◆ **TASK OBJECTIVE**:
The answer should consist of each line from the data below that includes "Basic".

※

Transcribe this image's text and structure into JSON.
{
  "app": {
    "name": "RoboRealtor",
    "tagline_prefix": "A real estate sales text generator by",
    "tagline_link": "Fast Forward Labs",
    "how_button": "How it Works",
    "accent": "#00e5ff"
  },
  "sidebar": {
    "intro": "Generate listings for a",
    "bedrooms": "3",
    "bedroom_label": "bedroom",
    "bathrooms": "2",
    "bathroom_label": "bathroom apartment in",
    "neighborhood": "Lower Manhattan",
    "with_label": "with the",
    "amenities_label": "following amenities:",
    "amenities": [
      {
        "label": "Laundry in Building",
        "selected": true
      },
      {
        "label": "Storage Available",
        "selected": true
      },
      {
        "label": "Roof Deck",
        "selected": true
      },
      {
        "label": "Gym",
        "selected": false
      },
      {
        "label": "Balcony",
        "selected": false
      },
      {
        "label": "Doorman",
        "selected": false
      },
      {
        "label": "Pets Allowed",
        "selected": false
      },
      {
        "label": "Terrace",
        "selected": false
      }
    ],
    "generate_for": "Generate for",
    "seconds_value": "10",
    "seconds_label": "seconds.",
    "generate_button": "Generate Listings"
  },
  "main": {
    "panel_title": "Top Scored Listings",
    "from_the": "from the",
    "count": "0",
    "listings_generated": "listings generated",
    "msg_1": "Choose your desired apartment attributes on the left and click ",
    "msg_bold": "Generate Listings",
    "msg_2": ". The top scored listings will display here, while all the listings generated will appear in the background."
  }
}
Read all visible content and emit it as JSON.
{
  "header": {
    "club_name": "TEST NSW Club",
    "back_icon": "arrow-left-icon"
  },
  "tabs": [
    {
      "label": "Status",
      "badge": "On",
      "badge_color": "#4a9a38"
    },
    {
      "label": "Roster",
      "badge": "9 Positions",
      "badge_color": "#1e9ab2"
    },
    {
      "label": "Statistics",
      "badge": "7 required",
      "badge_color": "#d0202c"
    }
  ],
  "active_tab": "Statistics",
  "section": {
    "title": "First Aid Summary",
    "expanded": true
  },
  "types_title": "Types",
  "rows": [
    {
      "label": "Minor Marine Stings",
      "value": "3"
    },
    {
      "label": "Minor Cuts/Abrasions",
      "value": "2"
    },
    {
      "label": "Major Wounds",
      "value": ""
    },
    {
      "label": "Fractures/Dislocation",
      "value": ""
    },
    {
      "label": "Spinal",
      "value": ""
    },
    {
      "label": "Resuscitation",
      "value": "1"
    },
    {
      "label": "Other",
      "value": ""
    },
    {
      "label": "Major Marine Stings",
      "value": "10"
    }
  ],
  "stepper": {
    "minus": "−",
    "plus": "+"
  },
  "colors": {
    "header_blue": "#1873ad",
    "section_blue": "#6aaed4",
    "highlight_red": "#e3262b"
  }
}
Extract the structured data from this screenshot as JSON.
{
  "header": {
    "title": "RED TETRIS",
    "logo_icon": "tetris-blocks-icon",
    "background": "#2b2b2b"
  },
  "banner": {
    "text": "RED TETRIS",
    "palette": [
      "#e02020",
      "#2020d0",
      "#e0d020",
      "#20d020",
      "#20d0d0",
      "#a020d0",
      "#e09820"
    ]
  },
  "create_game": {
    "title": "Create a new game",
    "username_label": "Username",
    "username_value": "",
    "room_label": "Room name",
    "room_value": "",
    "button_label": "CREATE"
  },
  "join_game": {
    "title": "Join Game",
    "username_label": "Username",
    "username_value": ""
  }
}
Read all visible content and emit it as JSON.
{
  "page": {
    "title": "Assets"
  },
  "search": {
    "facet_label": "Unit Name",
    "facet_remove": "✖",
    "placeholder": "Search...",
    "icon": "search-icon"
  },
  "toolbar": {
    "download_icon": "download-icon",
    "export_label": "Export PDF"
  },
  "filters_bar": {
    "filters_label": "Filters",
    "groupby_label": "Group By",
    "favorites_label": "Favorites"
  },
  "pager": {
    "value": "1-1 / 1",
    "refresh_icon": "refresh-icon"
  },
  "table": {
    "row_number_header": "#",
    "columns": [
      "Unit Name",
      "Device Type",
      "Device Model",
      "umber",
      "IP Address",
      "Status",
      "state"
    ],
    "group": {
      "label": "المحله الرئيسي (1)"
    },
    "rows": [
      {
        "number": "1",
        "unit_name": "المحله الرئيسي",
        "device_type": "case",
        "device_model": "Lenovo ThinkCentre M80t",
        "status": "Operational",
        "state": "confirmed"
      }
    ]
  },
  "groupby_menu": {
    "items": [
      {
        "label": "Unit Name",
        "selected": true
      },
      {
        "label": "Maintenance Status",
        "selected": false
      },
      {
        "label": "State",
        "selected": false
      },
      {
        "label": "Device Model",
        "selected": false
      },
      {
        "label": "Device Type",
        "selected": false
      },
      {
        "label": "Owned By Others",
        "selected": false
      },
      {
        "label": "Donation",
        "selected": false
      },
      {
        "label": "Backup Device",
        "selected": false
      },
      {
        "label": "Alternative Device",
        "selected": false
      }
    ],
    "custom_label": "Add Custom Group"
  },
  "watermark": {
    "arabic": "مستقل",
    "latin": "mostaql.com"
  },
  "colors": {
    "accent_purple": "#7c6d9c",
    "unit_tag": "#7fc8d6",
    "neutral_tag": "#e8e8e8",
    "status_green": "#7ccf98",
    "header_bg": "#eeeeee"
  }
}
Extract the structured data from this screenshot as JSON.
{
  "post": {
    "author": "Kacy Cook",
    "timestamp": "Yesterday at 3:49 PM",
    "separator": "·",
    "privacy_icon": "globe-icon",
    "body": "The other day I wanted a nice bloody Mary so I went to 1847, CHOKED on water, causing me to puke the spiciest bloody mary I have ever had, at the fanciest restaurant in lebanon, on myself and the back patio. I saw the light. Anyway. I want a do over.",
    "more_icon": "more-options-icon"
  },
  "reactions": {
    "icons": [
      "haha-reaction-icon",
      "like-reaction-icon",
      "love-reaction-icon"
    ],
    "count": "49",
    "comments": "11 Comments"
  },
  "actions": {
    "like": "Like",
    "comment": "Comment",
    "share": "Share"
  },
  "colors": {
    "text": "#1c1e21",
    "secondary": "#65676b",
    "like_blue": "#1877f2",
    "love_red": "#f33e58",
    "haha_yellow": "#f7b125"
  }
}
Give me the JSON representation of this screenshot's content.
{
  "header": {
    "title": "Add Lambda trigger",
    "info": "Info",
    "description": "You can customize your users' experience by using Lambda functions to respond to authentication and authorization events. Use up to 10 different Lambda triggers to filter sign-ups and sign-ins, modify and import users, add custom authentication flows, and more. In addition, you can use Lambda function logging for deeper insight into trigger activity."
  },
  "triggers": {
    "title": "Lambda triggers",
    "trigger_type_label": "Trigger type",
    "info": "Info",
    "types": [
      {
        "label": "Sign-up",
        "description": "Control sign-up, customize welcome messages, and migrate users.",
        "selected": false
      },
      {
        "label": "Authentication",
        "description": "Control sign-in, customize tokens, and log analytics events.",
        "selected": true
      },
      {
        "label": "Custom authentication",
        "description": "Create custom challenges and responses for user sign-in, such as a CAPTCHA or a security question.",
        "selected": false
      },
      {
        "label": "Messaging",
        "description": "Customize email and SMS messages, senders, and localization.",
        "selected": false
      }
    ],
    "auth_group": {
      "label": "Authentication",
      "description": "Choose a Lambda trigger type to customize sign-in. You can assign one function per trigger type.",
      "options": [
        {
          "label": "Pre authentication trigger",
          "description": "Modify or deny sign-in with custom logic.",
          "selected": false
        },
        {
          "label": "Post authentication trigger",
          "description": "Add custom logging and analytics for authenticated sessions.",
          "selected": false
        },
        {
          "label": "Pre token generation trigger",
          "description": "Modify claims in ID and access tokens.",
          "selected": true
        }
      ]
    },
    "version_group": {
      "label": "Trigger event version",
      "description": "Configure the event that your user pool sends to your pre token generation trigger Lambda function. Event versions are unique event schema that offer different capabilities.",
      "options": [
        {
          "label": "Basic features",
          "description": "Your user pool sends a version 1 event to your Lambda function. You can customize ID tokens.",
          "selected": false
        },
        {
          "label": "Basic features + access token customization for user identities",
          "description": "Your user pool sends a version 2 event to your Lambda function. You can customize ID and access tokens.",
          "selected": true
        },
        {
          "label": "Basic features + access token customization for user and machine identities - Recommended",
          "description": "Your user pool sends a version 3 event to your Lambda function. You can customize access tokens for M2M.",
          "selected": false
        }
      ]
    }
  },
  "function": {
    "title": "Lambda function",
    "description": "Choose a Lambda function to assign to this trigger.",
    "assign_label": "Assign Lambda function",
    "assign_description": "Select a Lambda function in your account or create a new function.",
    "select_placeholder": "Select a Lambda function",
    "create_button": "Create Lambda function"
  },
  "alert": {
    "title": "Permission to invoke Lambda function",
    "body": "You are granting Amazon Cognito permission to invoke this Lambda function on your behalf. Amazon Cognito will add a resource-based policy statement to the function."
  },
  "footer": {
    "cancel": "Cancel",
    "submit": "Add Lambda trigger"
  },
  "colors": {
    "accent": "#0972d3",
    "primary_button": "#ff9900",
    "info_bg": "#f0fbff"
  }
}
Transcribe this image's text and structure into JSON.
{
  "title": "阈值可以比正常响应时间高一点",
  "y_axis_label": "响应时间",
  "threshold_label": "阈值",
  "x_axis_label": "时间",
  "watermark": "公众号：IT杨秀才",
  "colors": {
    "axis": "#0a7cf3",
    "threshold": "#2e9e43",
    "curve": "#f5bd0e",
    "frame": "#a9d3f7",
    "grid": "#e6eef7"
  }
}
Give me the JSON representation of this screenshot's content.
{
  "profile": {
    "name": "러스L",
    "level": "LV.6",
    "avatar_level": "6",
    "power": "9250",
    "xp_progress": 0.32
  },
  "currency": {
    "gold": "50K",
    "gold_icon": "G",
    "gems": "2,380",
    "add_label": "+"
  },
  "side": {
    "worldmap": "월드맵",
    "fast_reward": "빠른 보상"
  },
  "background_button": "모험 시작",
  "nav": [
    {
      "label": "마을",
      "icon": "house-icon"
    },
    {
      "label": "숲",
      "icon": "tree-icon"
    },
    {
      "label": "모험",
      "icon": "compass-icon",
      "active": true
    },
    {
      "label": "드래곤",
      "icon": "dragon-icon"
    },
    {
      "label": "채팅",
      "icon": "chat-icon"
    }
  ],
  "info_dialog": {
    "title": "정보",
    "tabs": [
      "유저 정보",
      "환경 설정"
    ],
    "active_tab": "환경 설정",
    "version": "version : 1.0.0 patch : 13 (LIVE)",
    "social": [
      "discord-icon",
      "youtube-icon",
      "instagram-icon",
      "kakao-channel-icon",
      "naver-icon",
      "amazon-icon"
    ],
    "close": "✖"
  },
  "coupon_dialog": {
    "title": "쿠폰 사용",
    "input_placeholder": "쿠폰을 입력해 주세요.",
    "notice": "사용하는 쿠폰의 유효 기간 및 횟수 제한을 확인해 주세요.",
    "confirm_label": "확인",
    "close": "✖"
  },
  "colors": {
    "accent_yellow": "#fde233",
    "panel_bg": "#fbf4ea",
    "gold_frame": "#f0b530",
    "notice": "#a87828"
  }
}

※

◆ **REPLY TO THE TASK**:
          "label": "Basic features",
          "label": "Basic features + access token customization for user identities",
          "label": "Basic features + access token customization for user and machine identities - Recommended",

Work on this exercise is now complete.